The author offers an analysis of forms of U.S. mass culture that support, parallel, or critique official national, regional, and intergovernmental peace policy, prevention, and peacemaking. Major popular culture forms such as film, television, news media, peace parks and public memorials, and peace and justice movements are considered as public discourses influencing and reflecting public understanding of peace and war themes. The discussion includes events following September 11, 2001.
"World Peace, Mass Culture, and National Policy" takes a critical and analytical approach to Washington foreign policy; unilateralist methods; and corporatism as global hegemony.

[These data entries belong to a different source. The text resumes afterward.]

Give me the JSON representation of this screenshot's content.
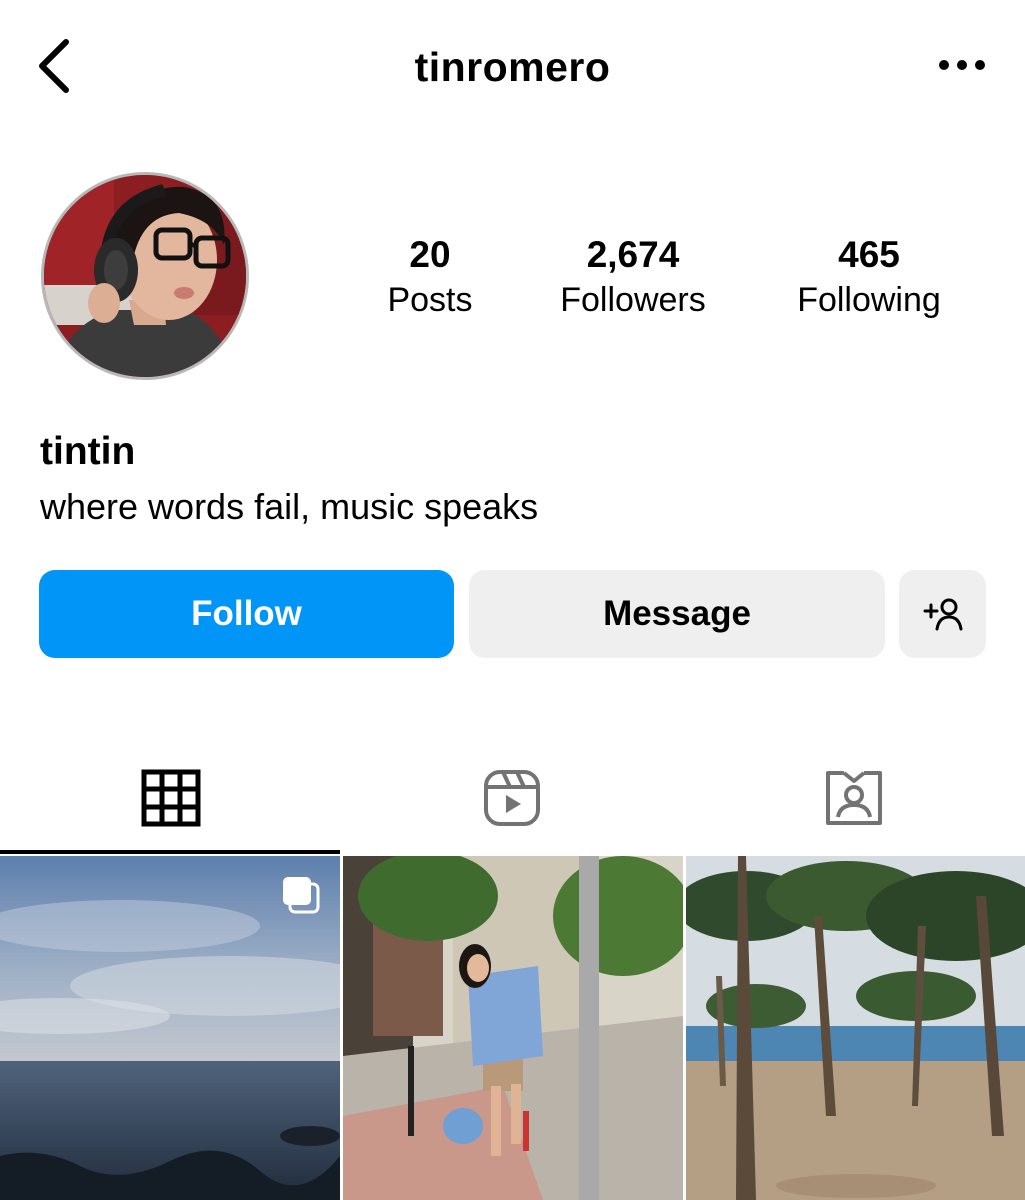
{
  "header": {
    "username": "tinromero",
    "back_icon": "chevron-left-icon",
    "more_icon": "more-horizontal-icon"
  },
  "profile": {
    "stats": {
      "posts_count": "20",
      "posts_label": "Posts",
      "followers_count": "2,674",
      "followers_label": "Followers",
      "following_count": "465",
      "following_label": "Following"
    },
    "display_name": "tintin",
    "bio": "where words fail, music speaks"
  },
  "actions": {
    "follow_label": "Follow",
    "message_label": "Message",
    "add_user_icon": "person-add-icon"
  },
  "tabs": [
    {
      "icon": "grid-icon",
      "active": true
    },
    {
      "icon": "reels-icon",
      "active": false
    },
    {
      "icon": "tagged-icon",
      "active": false
    }
  ],
  "posts": [
    {
      "type": "carousel",
      "icon": "multiple-images-icon"
    },
    {
      "type": "image"
    },
    {
      "type": "image"
    }
  ],
  "colors": {
    "follow_button": "#0095f6",
    "secondary_button": "#efefef",
    "text": "#000000"
  }
}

It includes a wide discussion of these issues based on cultural institutions and ideologies of mass culture in the U.S. The work critiques the notion that corporate capitalism and the consumer affluence of the U.S. alone can bring other societies to democratic practice....Continua